◆ **Exercise requirements**
Print all the records exactly, please.

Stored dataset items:

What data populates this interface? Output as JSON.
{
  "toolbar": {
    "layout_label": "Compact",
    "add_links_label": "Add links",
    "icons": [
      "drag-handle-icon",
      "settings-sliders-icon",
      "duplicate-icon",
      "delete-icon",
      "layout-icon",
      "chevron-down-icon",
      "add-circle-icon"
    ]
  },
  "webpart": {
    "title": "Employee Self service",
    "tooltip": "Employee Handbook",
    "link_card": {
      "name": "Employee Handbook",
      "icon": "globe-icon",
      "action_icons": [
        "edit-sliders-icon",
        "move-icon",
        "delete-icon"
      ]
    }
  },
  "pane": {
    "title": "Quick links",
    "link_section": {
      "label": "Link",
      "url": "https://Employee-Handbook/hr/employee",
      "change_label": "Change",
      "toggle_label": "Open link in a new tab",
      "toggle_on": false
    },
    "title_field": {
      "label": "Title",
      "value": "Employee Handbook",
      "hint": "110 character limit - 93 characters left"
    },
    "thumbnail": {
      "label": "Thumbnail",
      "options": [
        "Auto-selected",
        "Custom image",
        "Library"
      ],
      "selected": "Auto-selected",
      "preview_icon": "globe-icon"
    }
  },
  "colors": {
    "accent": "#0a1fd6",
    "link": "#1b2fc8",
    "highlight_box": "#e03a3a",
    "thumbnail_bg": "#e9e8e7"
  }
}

◆ **Problem solution**
What data populates this interface? Output as JSON.
{
  "toolbar": {
    "layout_label": "Compact",
    "add_links_label": "Add links",
    "icons": [
      "drag-handle-icon",
      "settings-sliders-icon",
      "duplicate-icon",
      "delete-icon",
      "layout-icon",
      "chevron-down-icon",
      "add-circle-icon"
    ]
  },
  "webpart": {
    "title": "Employee Self service",
    "tooltip": "Employee Handbook",
    "link_card": {
      "name": "Employee Handbook",
      "icon": "globe-icon",
      "action_icons": [
        "edit-sliders-icon",
        "move-icon",
        "delete-icon"
      ]
    }
  },
  "pane": {
    "title": "Quick links",
    "link_section": {
      "label": "Link",
      "url": "https://Employee-Handbook/hr/employee",
      "change_label": "Change",
      "toggle_label": "Open link in a new tab",
      "toggle_on": false
    },
    "title_field": {
      "label": "Title",
      "value": "Employee Handbook",
      "hint": "110 character limit - 93 characters left"
    },
    "thumbnail": {
      "label": "Thumbnail",
      "options": [
        "Auto-selected",
        "Custom image",
        "Library"
      ],
      "selected": "Auto-selected",
      "preview_icon": "globe-icon"
    }
  },
  "colors": {
    "accent": "#0a1fd6",
    "link": "#1b2fc8",
    "highlight_box": "#e03a3a",
    "thumbnail_bg": "#e9e8e7"
  }
}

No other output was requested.